SAO PAULO (Reuters) – Brazil’s Senate approved on Tuesday the ratification of an agreement signed earlier this year to safeguard U.S. space and defense technology that opens the way for U.S. companies to use Brazil’s Alcantara base in the Northeastern-state of Maranhao to launch satellites.
The pact was signed in March during an official visit by Brazilian President Jair Bolsonaro to Washington, where he met with Donald Trump.
A previous attempt at a U.S.-Brazilian space partnership was scuttled in 2003 when it ran into resistance from the leftist government of then-President Luiz Inacio Lula da Silva and was thwarted by Brazilian lawmakers.
The technology safeguard agreement (TSA) opens room for U.S. companies interested in launching small satellites at a lower cost from the Alcantara space center run by the Brazilian Air Force on the South American country’s north coast.
Brazil, however, will not have access to U.S. technologies in missiles, rockets, artifacts and satellites, as the Brazilian government once requested.
Because of the Brazilian base’s location close to the equator, launches burn 30% less fuel and rockets can carry larger payloads, according to Air Force officers.
With TSA, Brazil wants to get a piece of the $300 billion-a-year space launch business, a market which is expected to grow fast in the next few years.

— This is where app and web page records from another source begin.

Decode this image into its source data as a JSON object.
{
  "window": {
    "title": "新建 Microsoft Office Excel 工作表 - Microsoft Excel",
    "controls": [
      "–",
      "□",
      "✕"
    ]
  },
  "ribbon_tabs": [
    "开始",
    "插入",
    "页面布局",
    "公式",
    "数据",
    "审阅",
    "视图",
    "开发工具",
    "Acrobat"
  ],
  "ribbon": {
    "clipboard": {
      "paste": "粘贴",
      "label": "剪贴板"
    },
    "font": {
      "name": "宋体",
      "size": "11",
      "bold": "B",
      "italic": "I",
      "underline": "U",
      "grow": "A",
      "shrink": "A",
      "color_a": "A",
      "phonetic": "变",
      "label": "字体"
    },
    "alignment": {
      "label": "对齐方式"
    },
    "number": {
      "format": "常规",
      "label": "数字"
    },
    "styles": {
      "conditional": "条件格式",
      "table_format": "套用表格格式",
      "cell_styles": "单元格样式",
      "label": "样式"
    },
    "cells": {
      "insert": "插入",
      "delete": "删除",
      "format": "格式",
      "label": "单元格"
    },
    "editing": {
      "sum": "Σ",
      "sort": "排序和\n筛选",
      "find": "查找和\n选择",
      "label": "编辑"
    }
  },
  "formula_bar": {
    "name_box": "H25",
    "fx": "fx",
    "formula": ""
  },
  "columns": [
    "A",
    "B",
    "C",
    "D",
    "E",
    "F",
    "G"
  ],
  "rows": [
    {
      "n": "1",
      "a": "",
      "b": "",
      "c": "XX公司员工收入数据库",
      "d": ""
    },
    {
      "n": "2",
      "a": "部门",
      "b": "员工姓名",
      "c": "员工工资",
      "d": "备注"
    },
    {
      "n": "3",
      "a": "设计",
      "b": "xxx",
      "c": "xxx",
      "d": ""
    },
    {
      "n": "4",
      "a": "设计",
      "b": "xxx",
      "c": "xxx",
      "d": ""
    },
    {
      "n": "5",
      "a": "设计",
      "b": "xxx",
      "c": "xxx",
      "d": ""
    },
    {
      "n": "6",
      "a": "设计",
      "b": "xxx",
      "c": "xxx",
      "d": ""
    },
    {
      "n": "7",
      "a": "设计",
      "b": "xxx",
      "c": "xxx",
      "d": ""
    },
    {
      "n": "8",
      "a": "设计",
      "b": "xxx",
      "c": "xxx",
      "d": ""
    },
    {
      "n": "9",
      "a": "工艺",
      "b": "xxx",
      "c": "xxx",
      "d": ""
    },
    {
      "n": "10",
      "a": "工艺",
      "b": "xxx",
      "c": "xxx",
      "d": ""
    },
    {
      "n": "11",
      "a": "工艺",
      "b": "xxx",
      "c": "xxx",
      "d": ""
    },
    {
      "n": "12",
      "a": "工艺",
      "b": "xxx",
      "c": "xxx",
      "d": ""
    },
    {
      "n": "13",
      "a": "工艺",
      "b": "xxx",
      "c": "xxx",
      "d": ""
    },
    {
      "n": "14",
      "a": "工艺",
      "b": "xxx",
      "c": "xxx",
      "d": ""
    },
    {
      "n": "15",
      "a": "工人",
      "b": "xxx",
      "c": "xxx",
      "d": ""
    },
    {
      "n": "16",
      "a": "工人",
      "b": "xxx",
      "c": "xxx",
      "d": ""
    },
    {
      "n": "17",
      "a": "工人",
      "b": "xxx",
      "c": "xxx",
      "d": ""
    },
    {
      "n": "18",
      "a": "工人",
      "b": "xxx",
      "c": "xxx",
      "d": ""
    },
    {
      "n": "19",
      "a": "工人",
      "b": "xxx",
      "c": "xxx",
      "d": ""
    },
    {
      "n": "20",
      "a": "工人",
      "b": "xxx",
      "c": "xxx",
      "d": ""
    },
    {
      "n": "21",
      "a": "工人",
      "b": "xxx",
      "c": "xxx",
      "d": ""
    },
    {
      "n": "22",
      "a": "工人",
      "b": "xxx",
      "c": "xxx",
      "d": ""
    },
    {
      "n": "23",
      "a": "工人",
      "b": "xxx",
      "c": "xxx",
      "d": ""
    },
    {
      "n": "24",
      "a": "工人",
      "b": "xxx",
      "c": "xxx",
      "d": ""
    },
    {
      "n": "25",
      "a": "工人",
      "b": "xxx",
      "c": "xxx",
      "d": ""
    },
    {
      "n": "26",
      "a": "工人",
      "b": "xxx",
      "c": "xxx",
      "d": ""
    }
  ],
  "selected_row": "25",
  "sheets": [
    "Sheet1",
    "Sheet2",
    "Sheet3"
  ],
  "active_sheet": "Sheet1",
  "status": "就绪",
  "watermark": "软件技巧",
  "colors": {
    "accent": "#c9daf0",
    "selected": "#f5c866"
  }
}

Reporting by Eduardo Simões; Writing by Gabriela Mello; Editing by Leslie Adler